▶ EXERCISE BRIEF: Work through the records that follow and return each line containing the word "Camera".
********************
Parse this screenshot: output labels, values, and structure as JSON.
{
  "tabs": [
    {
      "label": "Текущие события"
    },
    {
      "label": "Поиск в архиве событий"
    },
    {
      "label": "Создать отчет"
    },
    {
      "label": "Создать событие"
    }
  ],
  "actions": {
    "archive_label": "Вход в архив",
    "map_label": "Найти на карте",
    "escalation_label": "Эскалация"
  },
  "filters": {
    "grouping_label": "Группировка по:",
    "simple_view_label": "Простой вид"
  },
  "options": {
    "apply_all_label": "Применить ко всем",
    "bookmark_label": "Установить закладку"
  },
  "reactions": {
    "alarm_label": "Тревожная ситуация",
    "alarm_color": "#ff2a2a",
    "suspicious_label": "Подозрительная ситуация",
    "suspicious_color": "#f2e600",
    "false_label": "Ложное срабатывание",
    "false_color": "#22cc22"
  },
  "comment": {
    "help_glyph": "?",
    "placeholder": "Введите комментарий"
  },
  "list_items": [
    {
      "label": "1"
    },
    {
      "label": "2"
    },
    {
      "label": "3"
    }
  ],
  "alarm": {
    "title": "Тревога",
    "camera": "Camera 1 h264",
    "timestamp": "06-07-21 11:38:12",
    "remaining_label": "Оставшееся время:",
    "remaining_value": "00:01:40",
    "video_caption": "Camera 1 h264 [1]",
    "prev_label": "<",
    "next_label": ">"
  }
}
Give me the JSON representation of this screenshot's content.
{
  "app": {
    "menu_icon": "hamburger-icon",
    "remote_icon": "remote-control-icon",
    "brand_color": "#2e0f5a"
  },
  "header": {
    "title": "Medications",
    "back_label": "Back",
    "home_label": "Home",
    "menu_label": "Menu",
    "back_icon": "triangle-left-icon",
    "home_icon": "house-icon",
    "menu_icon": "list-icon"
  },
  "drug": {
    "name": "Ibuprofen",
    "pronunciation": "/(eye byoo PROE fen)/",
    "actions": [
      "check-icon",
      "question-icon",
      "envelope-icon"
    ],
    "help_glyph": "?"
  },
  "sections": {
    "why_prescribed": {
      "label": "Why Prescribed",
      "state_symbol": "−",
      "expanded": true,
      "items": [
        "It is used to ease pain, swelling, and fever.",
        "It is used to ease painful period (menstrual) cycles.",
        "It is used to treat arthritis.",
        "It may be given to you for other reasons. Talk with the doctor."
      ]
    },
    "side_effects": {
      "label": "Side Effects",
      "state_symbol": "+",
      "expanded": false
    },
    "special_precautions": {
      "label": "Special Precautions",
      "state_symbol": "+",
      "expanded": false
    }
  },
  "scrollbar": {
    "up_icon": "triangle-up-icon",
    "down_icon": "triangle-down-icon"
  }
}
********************
▶ REPLY TO THE EXERCISE:
    "camera": "Camera 1 h264",
    "video_caption": "Camera 1 h264 [1]",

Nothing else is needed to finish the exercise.